Now, in the bar closest to the border gate, Juan leisurely sipped at a lukewarm Dos Equis, tepidly glancing at a TV screen, a fútbol match flickering. The score tied. The setting sun pouring out like a syrup while Juan found himself a motel. Entering his room, he lay his suitcase on the bed and promptly left.

He drifted bar to bar, until he staggered into a seedy strip club near a dog-racing track, where he picked the least chubby girl to follow him into a booth.

$40, todo lo que quieras.

He slid the cash across to her and pushed her neck below the table. Minutes later, he bought a third round of drinks and later, they faltered into the streets, heading to her hotel room, not his. Some people were smoking in the courtyard, but they didn’t bat an eye at the senorita or her catch.

In bed, after the first condom shredded, she said, “Eres muy guapo.”

“No comprende.”

“Eh… hand … some. Handsome.”

“Thank you,” he murmured.

“De nada,” she replied. He reached for the nightstand, where his wallet lay and left a few bills. He pawed for the cigarettes, remembering they were empty. And he thought of his father.

His father, who reminded him whenever he saw Juan, that a woman only wants money.

“Any woman,” Señor Molina said, “just wants to be with you so you’ll buy her things and if you say no, she won’t put out, hijo. Sometimes, she’ll have a kid, just to make sure you pay.”

“Y mi madre?” Juan would ask.

“Yes, yes. She’s the prime example when I say, ‘you pay a prostitute to leave.’”

“¿Te gusto?” The girl twisted into Juan’s arms, his concentration broken. Juan nodded, reaching for his watch. She slapped his hand away.

“Tenemos todo el tiempo que necesitamos,” she squirmed on top of him, feeling for him, pulling him into her.

“Yeah, but how much is this gonna cost?”

“Nada, nada.” She nearly spun underneath him.

He flipped her, whirled her, fell into her, thrusting again and again. “Do you like this?” She shifted, smiling. He groaned, then thrust once more, then stopped.

“Are you gonna?” Juan asked.

“No pasa nada,” the senorita cooed.


“Eh…  it all you.”


“Everything … es about you.”

“I agree with that.”

“Te gusto esto?”

But he was already asleep.

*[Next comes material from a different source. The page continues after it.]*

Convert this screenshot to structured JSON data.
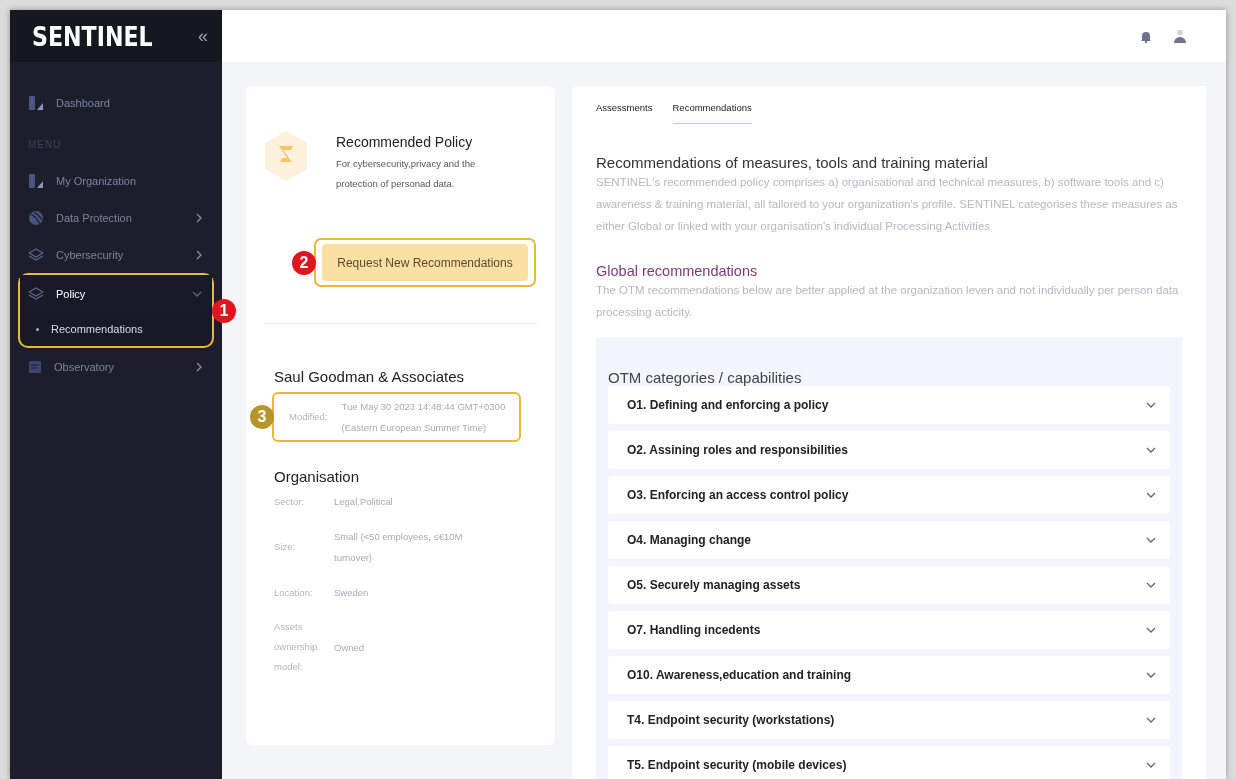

Before dawn, Juan rolled in bed, onto the floor. For several minutes he lay motionless, drifting back to that exotic plane of sleep and delusion, elements of light colliding with sanctum macrocosms. And soon as they came, they dissolved.

Juan glanced at the nightstand. Money on the dresser, he recalled. Now it was gone and then some. Even his ID was missing, but he still had the wallet, the dead, limp leather, held in his hand like an extinguished condom. The bull, slaughtered to become nothing but a container for his wealth.

He dragged himself across the floor, into the bathroom and tried to lift himself up. He ended up taking down the shower curtain, in the process busting one of the bulging light bulbs above the mirror. His piss trickled out like orange juice.

Walking streets that seemed made of sand, stumbling by suspicious cops and clutching his side, puking in prickly pear bushes. He tried to read the streets and could not, but eventually found his road again anyway and stumbled on.

Soon, Juan found his hotel. He explained to the front desk manager why he didn’t have his ID or his key, but he was slurring, muttering things in Spanish so tattered it might be Italian, until the bell boy recognized him and they led him up to his room. The door was kicked off the hinges and inside, his entire room had been turned inside out.

Juan sat on the bed a long time, staring into his hands. Then, he picked up the phone and dialed his father. It rang. It rang. It rang. He almost hung it up, but there was a click and then, “Hello?”